November 10, 2015
NEW BRITAIN — It was a day for pomp and circumstance and looking forward Tuesday as Republican Mayor Erin Stewart gave her inauguration speech saying “everything we have accomplished has been done in a spirit of civility and mutual respect.”
With the city’s elected officials, her parents and two grandmothers sitting behind her as she spoke in front of City Hall, Stewart repeated a common theme during her first two years in office: working with Democrats, economic development and fiscal stability.
“Is the pride back, New Britain?” asked Stewart, who was interrupted 16 times for applause by the more than 250 people in attendance.
The city’s 40th mayor — who was the state’s youngest mayor when she was elected two years at age 26 — said New Britain had turned the corner for the better.
“Our schools were being used as a punchline. And, most notably, the pride we all once felt in our “Hard Hittin’” city appeared gone,” said Stewart, as she fought to finish her speech before the rain came down. “We were broken… but we were far from beaten. Over the past two years, we have come together as citizens, as leaders, and as employees to tackle these challenges head-on.”
With regard to the city’s fiscal health, the mayor said in her 1,835-word speech, “Financially, we reduced spending by nearly $16 million and produced two consecutive budgets that were honest and structurally balanced. Yes, we were also forced to raise revenues, but it was bitter medicine that this city sorely needed and I’m happy to say that because of the tough decisions we made two years ago, we were able to finish this past fiscal year with a multi-million dollar surplus — not a slush fund — a surplus in our rainy day fund.”
Stewart read off a list of economic development progress — from Frisbie’s Dairy Barn opening to the old Landers, Frary and Clark factory which will soon undergo a $35 million transformation into luxury condominiums.
“This list goes on and on of private developments, and I didn’t even mention Costco,” she said. “I have said over the last two years that people want to invest in cities that are investing in themselves, and we are doing just that.”
The mayor also promised to work with “members of the Democratic caucus. I truly look forward to continuing to work with you.” The Democratic caucus shrunk considerably from nine to three following last week’s election.
Stewart also touched on the city’s new baseball team and the negotiations she spearheaded to bring it here; education; and the homeless.
“Addressing the needs of our homeless community is something that was very close to my heart,” Stewart said, adding, “We created “Building Hope Together: New Britain’s Permanent Workplan to end Homelessness” to build on the initial success of Mayor Timothy Stewart’s 10-year plan to end homelessness.” Tim Stewart is the mayor’s father.
Joining Erin and Tim Stewart at the inauguration were former Democratic mayors Don DeFronzo, Lucian J. Pawlak and Bill McNamara.

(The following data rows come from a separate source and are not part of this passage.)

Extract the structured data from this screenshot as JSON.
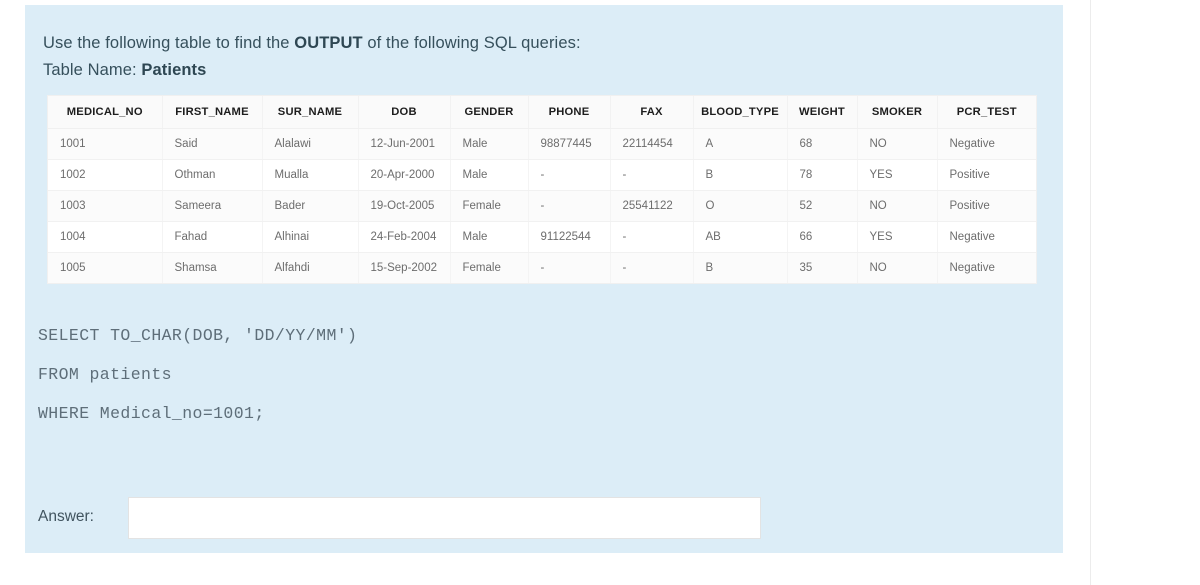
{
  "prompt": {
    "line1_pre": "Use the following table to find the ",
    "line1_bold": "OUTPUT",
    "line1_post": " of the following SQL queries:",
    "line2_pre": "Table Name: ",
    "line2_bold": "Patients"
  },
  "table": {
    "name": "Patients",
    "columns": [
      "MEDICAL_NO",
      "FIRST_NAME",
      "SUR_NAME",
      "DOB",
      "GENDER",
      "PHONE",
      "FAX",
      "BLOOD_TYPE",
      "WEIGHT",
      "SMOKER",
      "PCR_TEST"
    ],
    "rows": [
      {
        "medical_no": "1001",
        "first_name": "Said",
        "sur_name": "Alalawi",
        "dob": "12-Jun-2001",
        "gender": "Male",
        "phone": "98877445",
        "fax": "22114454",
        "blood_type": "A",
        "weight": "68",
        "smoker": "NO",
        "pcr_test": "Negative"
      },
      {
        "medical_no": "1002",
        "first_name": "Othman",
        "sur_name": "Mualla",
        "dob": "20-Apr-2000",
        "gender": "Male",
        "phone": "-",
        "fax": "-",
        "blood_type": "B",
        "weight": "78",
        "smoker": "YES",
        "pcr_test": "Positive"
      },
      {
        "medical_no": "1003",
        "first_name": "Sameera",
        "sur_name": "Bader",
        "dob": "19-Oct-2005",
        "gender": "Female",
        "phone": "-",
        "fax": "25541122",
        "blood_type": "O",
        "weight": "52",
        "smoker": "NO",
        "pcr_test": "Positive"
      },
      {
        "medical_no": "1004",
        "first_name": "Fahad",
        "sur_name": "Alhinai",
        "dob": "24-Feb-2004",
        "gender": "Male",
        "phone": "91122544",
        "fax": "-",
        "blood_type": "AB",
        "weight": "66",
        "smoker": "YES",
        "pcr_test": "Negative"
      },
      {
        "medical_no": "1005",
        "first_name": "Shamsa",
        "sur_name": "Alfahdi",
        "dob": "15-Sep-2002",
        "gender": "Female",
        "phone": "-",
        "fax": "-",
        "blood_type": "B",
        "weight": "35",
        "smoker": "NO",
        "pcr_test": "Negative"
      }
    ]
  },
  "sql": {
    "line1": "SELECT TO_CHAR(DOB, 'DD/YY/MM')",
    "line2": "FROM patients",
    "line3": "WHERE Medical_no=1001;"
  },
  "answer": {
    "label": "Answer:",
    "value": "",
    "placeholder": ""
  },
  "colors": {
    "card_background": "#dcedf7",
    "table_header_background": "#fafafa",
    "text": "#36505c",
    "sql_text": "#5e6e79"
  }
}
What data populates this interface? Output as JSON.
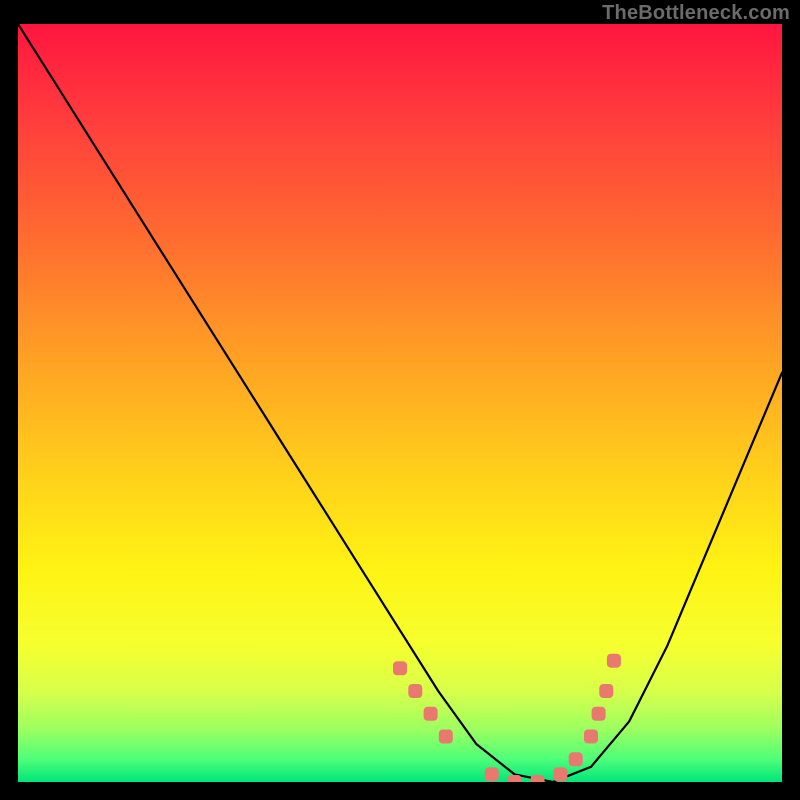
{
  "watermark": "TheBottleneck.com",
  "colors": {
    "background": "#000000",
    "curve": "#000000",
    "marker": "#e9786f",
    "gradient_top": "#ff153f",
    "gradient_bottom": "#00e57a"
  },
  "chart_data": {
    "type": "line",
    "title": "",
    "xlabel": "",
    "ylabel": "",
    "xlim": [
      0,
      100
    ],
    "ylim": [
      0,
      100
    ],
    "series": [
      {
        "name": "bottleneck-curve",
        "x": [
          0,
          5,
          10,
          15,
          20,
          25,
          30,
          35,
          40,
          45,
          50,
          55,
          60,
          65,
          70,
          75,
          80,
          85,
          90,
          95,
          100
        ],
        "y": [
          100,
          92,
          84,
          76,
          68,
          60,
          52,
          44,
          36,
          28,
          20,
          12,
          5,
          1,
          0,
          2,
          8,
          18,
          30,
          42,
          54
        ]
      }
    ],
    "markers": {
      "name": "highlight-dots",
      "x": [
        50,
        52,
        54,
        56,
        62,
        65,
        68,
        71,
        73,
        75,
        76,
        77,
        78
      ],
      "y": [
        15,
        12,
        9,
        6,
        1,
        0,
        0,
        1,
        3,
        6,
        9,
        12,
        16
      ]
    }
  }
}
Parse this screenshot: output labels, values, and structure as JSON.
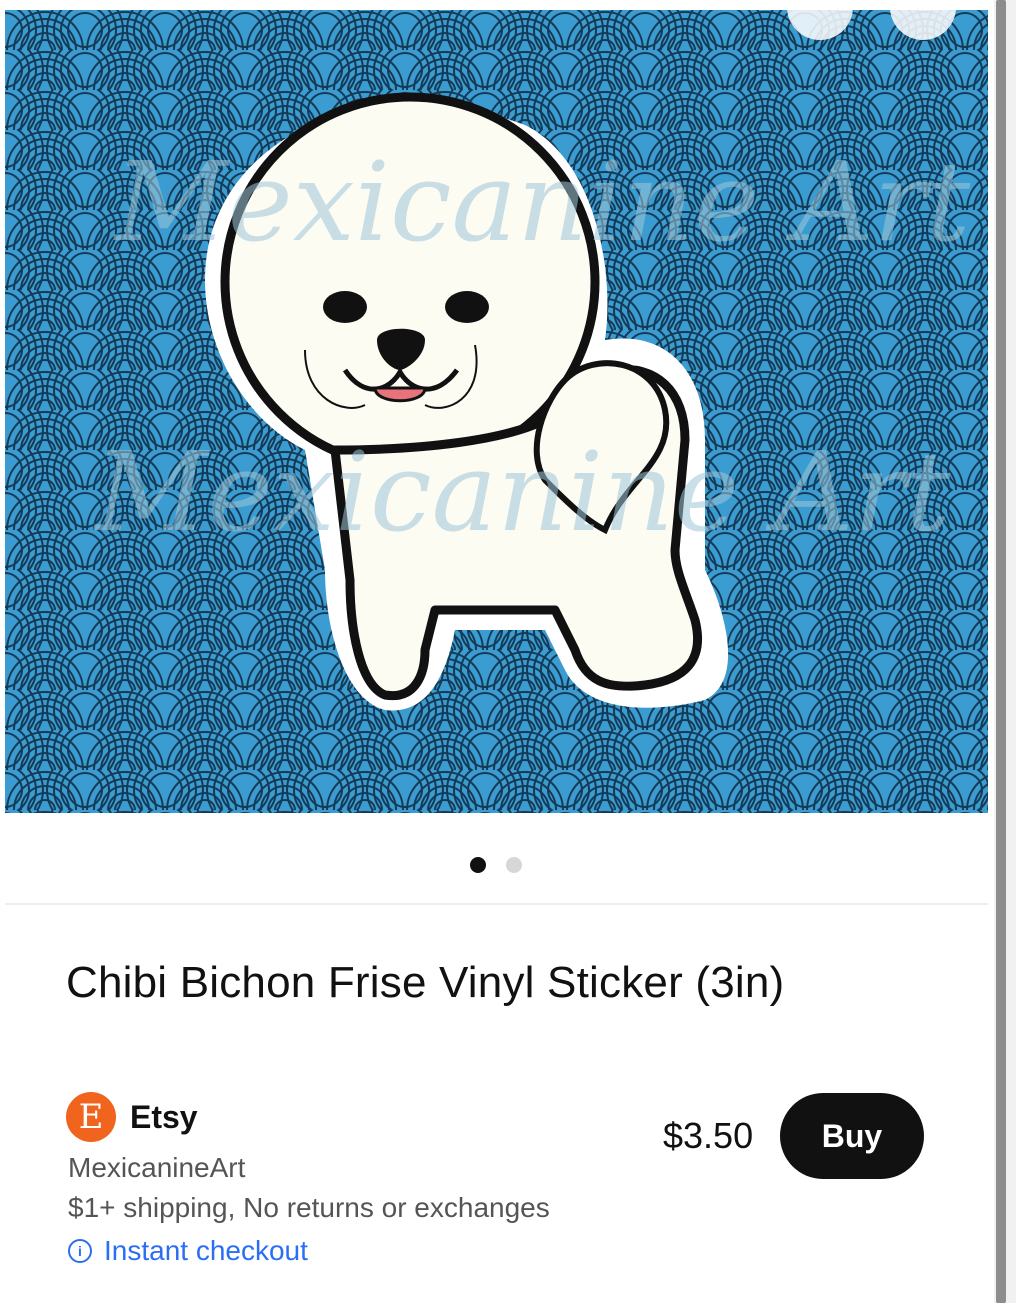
{
  "product": {
    "title": "Chibi Bichon Frise Vinyl Sticker (3in)",
    "price": "$3.50",
    "buy_label": "Buy"
  },
  "merchant": {
    "logo_letter": "E",
    "name": "Etsy",
    "seller": "MexicanineArt",
    "shipping": "$1+ shipping, No returns or exchanges",
    "checkout_label": "Instant checkout"
  },
  "image": {
    "watermark": "Mexicanine Art",
    "icon": "chibi-bichon-sticker",
    "pattern_bg": "#3a9cd1",
    "pattern_line": "#153a55"
  },
  "carousel": {
    "total": 2,
    "current": 1
  },
  "colors": {
    "etsy_orange": "#f1641e",
    "link_blue": "#2a6ef5",
    "buy_bg": "#111111"
  }
}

Former Democratic Mayor Timothy O’Brien did not attend.
Nancy Rodriguez, master of ceremonies, said Stewart spoke of “four goals (during her first inauguration) that would set the foundation of what she would do the next two years. They were restoring fiscal sanity, rebuilding our infrastructure, giving our children schools to be proud of, and making New Britain government work for New Britain again. Mayor Erin Stewart, you promised these things and you did them!”
This article originally appeared in the New Britain Herald.